It’s been less than five years since Gov. Tom Wolf signed the bill that legalized medical marijuana and just over two years since the first Pennsylvania dispensaries opened. In that time, dispensaries have sold more than $1 billion worth of marijuana to approved patients. Marijuana has proven to be big business, which has some people wondering whether Pennsylvania will soon join neighboring states in legalizing recreational marijuana.

One bill, introduced in 2019, would generate $500 million in the first full year of legalization, according to the legislation’s sponsors. Senate Bill 350 would also expunge the convictions for those who have cannabis-related crimes on their records. SB 350 has not progressed any further since its introduction.

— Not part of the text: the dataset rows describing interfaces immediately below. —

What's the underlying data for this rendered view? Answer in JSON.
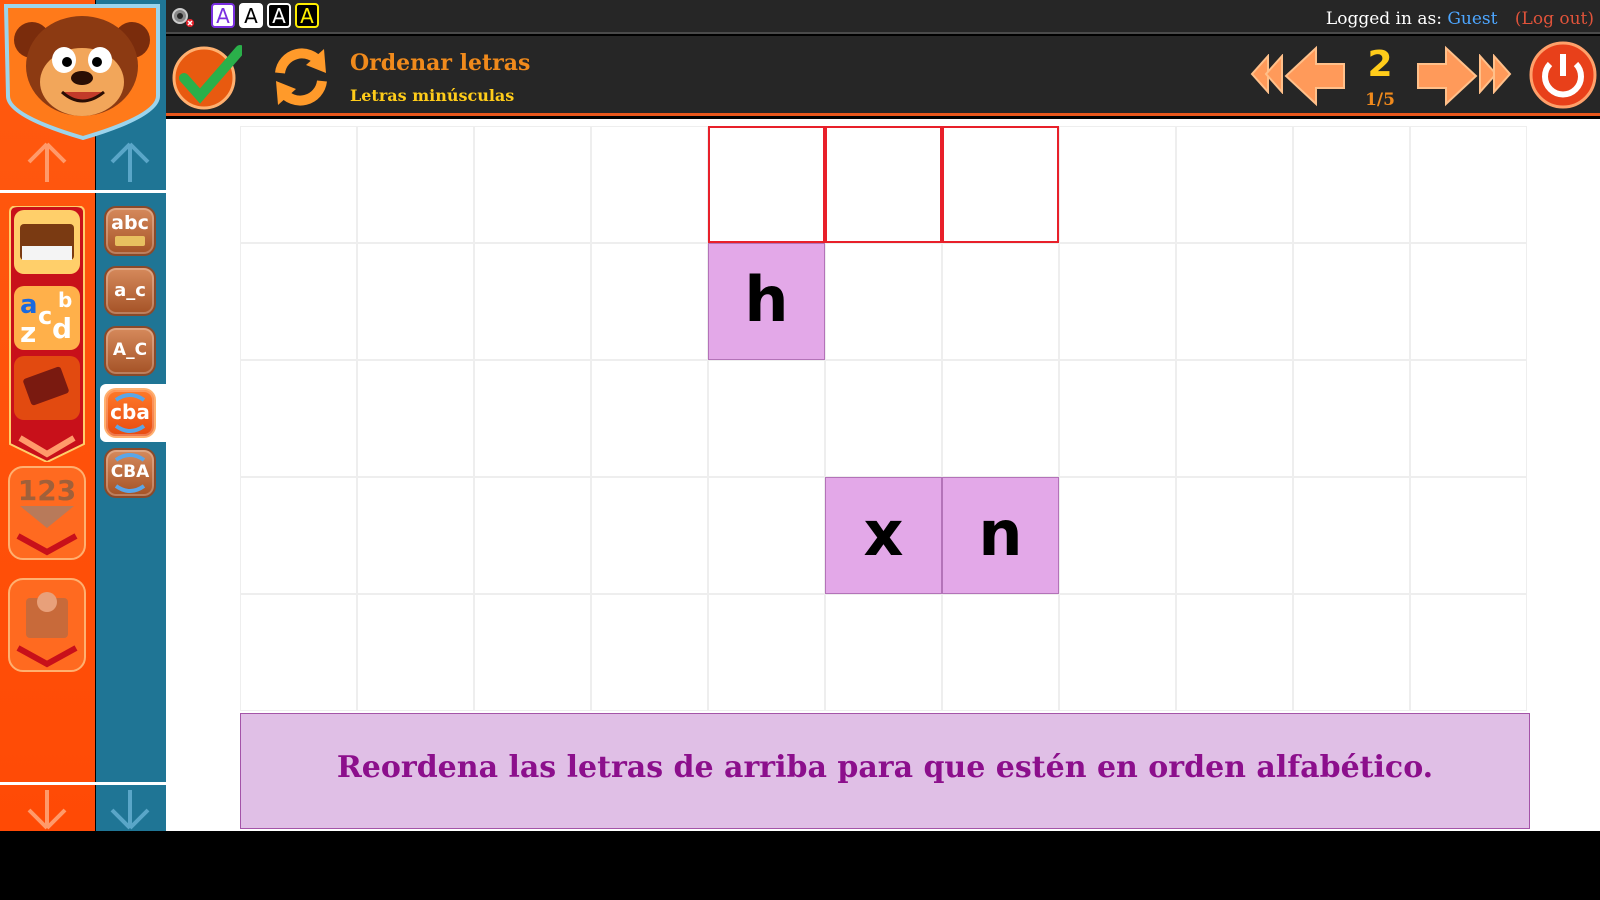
{
  "topbar": {
    "font_buttons": [
      "A",
      "A",
      "A",
      "A"
    ],
    "login_label": "Logged in as:",
    "user": "Guest",
    "logout": "(Log out)"
  },
  "header": {
    "title": "Ordenar letras",
    "subtitle": "Letras minúsculas",
    "activity_number": "2",
    "activity_count": "1/5"
  },
  "sidebar": {
    "categories": [
      "books-category",
      "letters-category",
      "reading-category",
      "numbers-category",
      "fun-category"
    ],
    "subcategories": [
      {
        "label": "abc",
        "icon": "alphabet-book-icon"
      },
      {
        "label": "a_c",
        "icon": "lowercase-gap-icon"
      },
      {
        "label": "A_C",
        "icon": "uppercase-gap-icon"
      },
      {
        "label": "cba",
        "icon": "lowercase-order-icon",
        "active": true
      },
      {
        "label": "CBA",
        "icon": "uppercase-order-icon"
      }
    ]
  },
  "board": {
    "slots": 3,
    "tiles": [
      "h",
      "x",
      "n"
    ]
  },
  "message": "Reordena las letras de arriba para que estén en orden alfabético.",
  "colors": {
    "accent": "#ff4a05",
    "sidebar_blue": "#1f7595",
    "tile": "#e3a8e8",
    "slot_border": "#e8202a",
    "message_text": "#8c0f8c"
  }
}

A second bill, introduced in February 2020, aims for similar goals. House Bill 2050 would legalize recreational marijuana and provide what the sponsor, Rep. Jake Wheatley, calls a “Cannabis Clean Slate,” which means releasing those currently in jail for cannabis-related crimes and expunging their records.

A third bill, introduced in 2019, would also legalize recreational marijuana. The sponsor, Rep. Dave Delloso, says House Bill 1899 would create 18,000 jobs by making cannabis available for sale in state stores.

Under any of these bills, the state would stand to make a lot of money. The Senate bill would place a 17.5 percent sales tax on marijuana. Wheatley’s bill would start with a 6 percent tax in year one and move to a 19 percent tax by year five. Delloso’s bill would peg the sales tax at 35 percent.

With hundreds of millions of dollars in revenue available, perhaps Pennsylvania’s legislature will have sufficient incentive to act on these measures. The pressure of neighboring states like New Jersey legalizing recreational use makes Pennsylvania’s action seem even more likely. How soon it will happen though, is hard to predict, especially given that none of the three pending bills have gained much traction.

As a criminal defense lawyer with extensive experience in drug crime cases, I have seen far too many good people convicted of marijuana crimes. In Pennsylvania, marijuana possession of less than 30 grams is a misdemeanor carrying a $500 fine and/or 30 days in jail, which is usually suspended in favor of probation. However, convictions still leave people with stains on their records. Making marijuana legal and erasing past marijuana convictions would allow many people to get a fresh start, free of the stigma of a criminal record.

If you need a criminal defense lawyer to fight a marijuana charge or any other drug charge in Pennsylvania, please reach out to my firm, Matthew R. Zatko, Attorney at Law in Somerset. I have more than 20 years of experience helping people like you. Get a free consultation with me by calling 814-443-1631 or contact me online.